If you have a commercial direr license or were operating a commercial motor vehicle, other consequences may result from positive test results or from refusing testing, such as being placed out of service or disqualified.  In addition, your operating privileges will also be suspended if a detectable amount of a restricted controlled substance is in your blood.  

If a person refuses to take the breath or blood test the law enforcement agency will likely still refer a charge of OWI and a refusal.  The refusal is a separate issue and is handled by a judge.  A judge determines whether or not it was reasonable for the person to refuse to provide a sample.  A refusal hearing must be demanded within strict time line requirements.  In the event of a refusal, if there is a trial, the prosecutor will be required to show the driver's impairment through other means besides the bac number.  For example, the prosecutor may play video to the jury of the driver performing poorly on field sobriety tests or call the arresting officer to testify the person was intoxicated based on the officer's training and experience.

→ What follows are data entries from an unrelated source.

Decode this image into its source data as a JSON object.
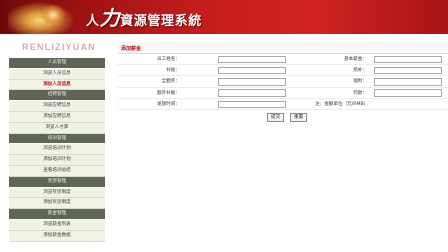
{
  "header": {
    "title_big": "力",
    "title_left": "人",
    "title_right": "資源管理系統"
  },
  "sidebar": {
    "brand": "RENLIZIYUAN",
    "sections": [
      {
        "title": "人员管理",
        "items": [
          "浏览人员信息",
          "添加人员信息"
        ]
      },
      {
        "title": "招聘管理",
        "items": [
          "浏览应聘信息",
          "添加应聘信息",
          "浏览人才库"
        ]
      },
      {
        "title": "培训管理",
        "items": [
          "浏览培训计划",
          "添加培训计划",
          "查看培训总结"
        ]
      },
      {
        "title": "奖惩管理",
        "items": [
          "浏览奖惩制度",
          "添加奖惩制度"
        ]
      },
      {
        "title": "薪金管理",
        "items": [
          "浏览薪金列表",
          "添加薪金数据"
        ]
      }
    ],
    "active_item": "添加人员信息"
  },
  "main": {
    "title": "添加薪金",
    "form": {
      "employee_name_label": "员工姓名：",
      "employee_name_value": "",
      "base_salary_label": "基本薪金：",
      "base_salary_value": "",
      "allowance_label": "补贴：",
      "allowance_value": "",
      "subsidy_label": "损补：",
      "subsidy_value": "",
      "bonus_label": "全勤奖：",
      "bonus_value": "",
      "insurance_label": "福利：",
      "insurance_value": "",
      "extra_label": "额外补助：",
      "extra_value": "",
      "deduction_label": "罚款：",
      "deduction_value": "",
      "time_label": "发放时间：",
      "time_value": "",
      "note": "注：金额单位（元/RMB）"
    },
    "buttons": {
      "submit": "提交",
      "reset": "重置"
    }
  }
}
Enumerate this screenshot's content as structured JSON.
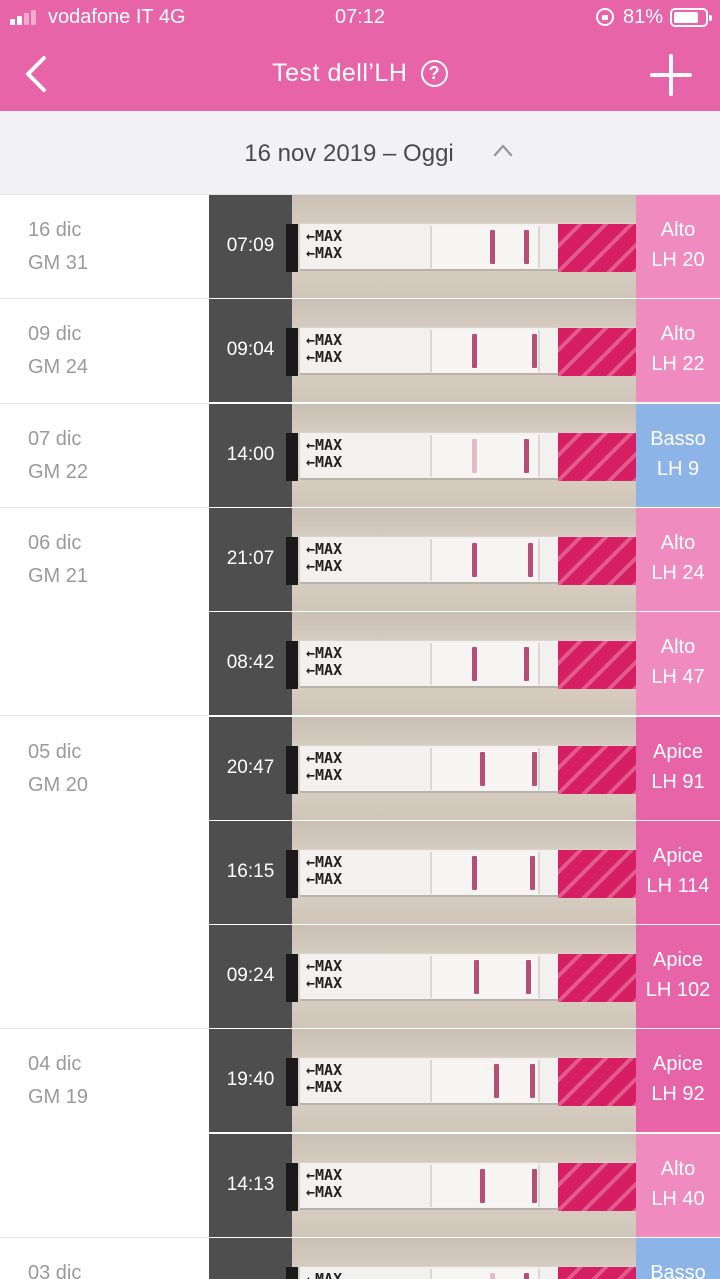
{
  "status_bar": {
    "carrier": "vodafone IT 4G",
    "time": "07:12",
    "battery": "81%",
    "battery_level": 0.81
  },
  "nav": {
    "title": "Test dell’LH",
    "help_icon": "?"
  },
  "range": {
    "label": "16 nov 2019 – Oggi"
  },
  "colors": {
    "brand": "#e864a9",
    "high": "#f08bbf",
    "peak": "#e864a9",
    "low": "#8db4e6"
  },
  "days": [
    {
      "date": "16 dic",
      "gm": "GM 31",
      "tests": [
        {
          "time": "07:09",
          "level": "Alto",
          "lh": "LH 20",
          "kind": "high"
        }
      ]
    },
    {
      "date": "09 dic",
      "gm": "GM 24",
      "tests": [
        {
          "time": "09:04",
          "level": "Alto",
          "lh": "LH 22",
          "kind": "high"
        }
      ]
    },
    {
      "date": "07 dic",
      "gm": "GM 22",
      "tests": [
        {
          "time": "14:00",
          "level": "Basso",
          "lh": "LH 9",
          "kind": "low"
        }
      ]
    },
    {
      "date": "06 dic",
      "gm": "GM 21",
      "tests": [
        {
          "time": "21:07",
          "level": "Alto",
          "lh": "LH 24",
          "kind": "high"
        },
        {
          "time": "08:42",
          "level": "Alto",
          "lh": "LH 47",
          "kind": "high"
        }
      ]
    },
    {
      "date": "05 dic",
      "gm": "GM 20",
      "tests": [
        {
          "time": "20:47",
          "level": "Apice",
          "lh": "LH 91",
          "kind": "peak"
        },
        {
          "time": "16:15",
          "level": "Apice",
          "lh": "LH 114",
          "kind": "peak"
        },
        {
          "time": "09:24",
          "level": "Apice",
          "lh": "LH 102",
          "kind": "peak"
        }
      ]
    },
    {
      "date": "04 dic",
      "gm": "GM 19",
      "tests": [
        {
          "time": "19:40",
          "level": "Apice",
          "lh": "LH 92",
          "kind": "peak"
        },
        {
          "time": "14:13",
          "level": "Alto",
          "lh": "LH 40",
          "kind": "high"
        }
      ]
    },
    {
      "date": "03 dic",
      "gm": "",
      "tests": [
        {
          "time": "",
          "level": "Basso",
          "lh": "",
          "kind": "low"
        }
      ]
    }
  ],
  "strip_label": "←MAX"
}
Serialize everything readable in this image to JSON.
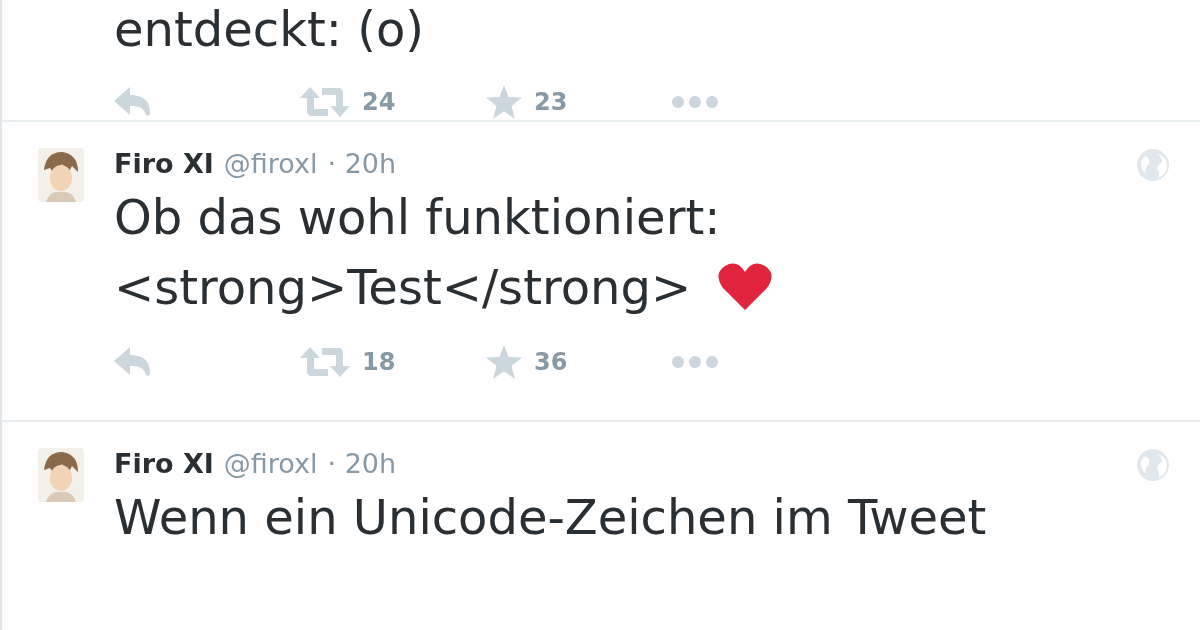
{
  "tweets": [
    {
      "text_lines": [
        "entdeckt: (o)"
      ],
      "actions": {
        "retweets": "24",
        "favorites": "23"
      }
    },
    {
      "author": {
        "name": "Firo XI",
        "handle": "@firoxl",
        "time": "· 20h"
      },
      "text_lines": [
        "Ob das wohl funktioniert:",
        "<strong>Test</strong>"
      ],
      "heart_emoji": true,
      "actions": {
        "retweets": "18",
        "favorites": "36"
      }
    },
    {
      "author": {
        "name": "Firo XI",
        "handle": "@firoxl",
        "time": "· 20h"
      },
      "text_lines": [
        "Wenn ein Unicode-Zeichen im Tweet"
      ]
    }
  ]
}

If a person refuses to provide a sample, the police, under some circumstances can do a "forced blood draw."  The police used to have more room in this area.  However, a recent U.S. Supreme Court case Missouri v. McNeely, held that, "the natural dissipation of alcohol in the bloodstream does not constitue an exigency in every case sufficient to justify conducting a blood test without a warrant. 

There are defense to OWI cases that involve a bac number as well as those cases that invovle refusals.